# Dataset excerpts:
[Start of section]
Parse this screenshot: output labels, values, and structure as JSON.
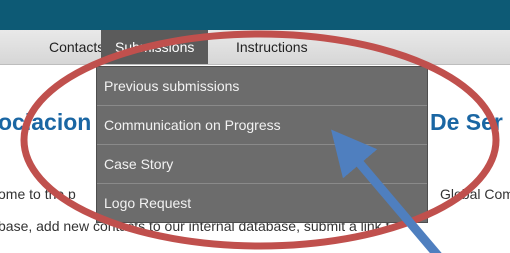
{
  "nav": {
    "contacts_label": "Contacts",
    "submissions_label": "Submissions",
    "instructions_label": "Instructions"
  },
  "dropdown": {
    "items": [
      {
        "label": "Previous submissions"
      },
      {
        "label": "Communication on Progress"
      },
      {
        "label": "Case Story"
      },
      {
        "label": "Logo Request"
      }
    ]
  },
  "page": {
    "heading_left": "ociacion",
    "heading_right": "De Ser",
    "intro_line1_left": "ome to the p",
    "intro_line1_right": "Global Com",
    "intro_line2": "base, add new contacts to our internal database, submit a link t"
  },
  "annotation": {
    "ellipse_color": "#c0504d",
    "arrow_color": "#4f7fbf"
  }
}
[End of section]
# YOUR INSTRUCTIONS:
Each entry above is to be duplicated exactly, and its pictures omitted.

# ANSWER BELOW:
Parse this screenshot: output labels, values, and structure as JSON.
{
  "nav": {
    "contacts_label": "Contacts",
    "submissions_label": "Submissions",
    "instructions_label": "Instructions"
  },
  "dropdown": {
    "items": [
      {
        "label": "Previous submissions"
      },
      {
        "label": "Communication on Progress"
      },
      {
        "label": "Case Story"
      },
      {
        "label": "Logo Request"
      }
    ]
  },
  "page": {
    "heading_left": "ociacion",
    "heading_right": "De Ser",
    "intro_line1_left": "ome to the p",
    "intro_line1_right": "Global Com",
    "intro_line2": "base, add new contacts to our internal database, submit a link t"
  },
  "annotation": {
    "ellipse_color": "#c0504d",
    "arrow_color": "#4f7fbf"
  }
}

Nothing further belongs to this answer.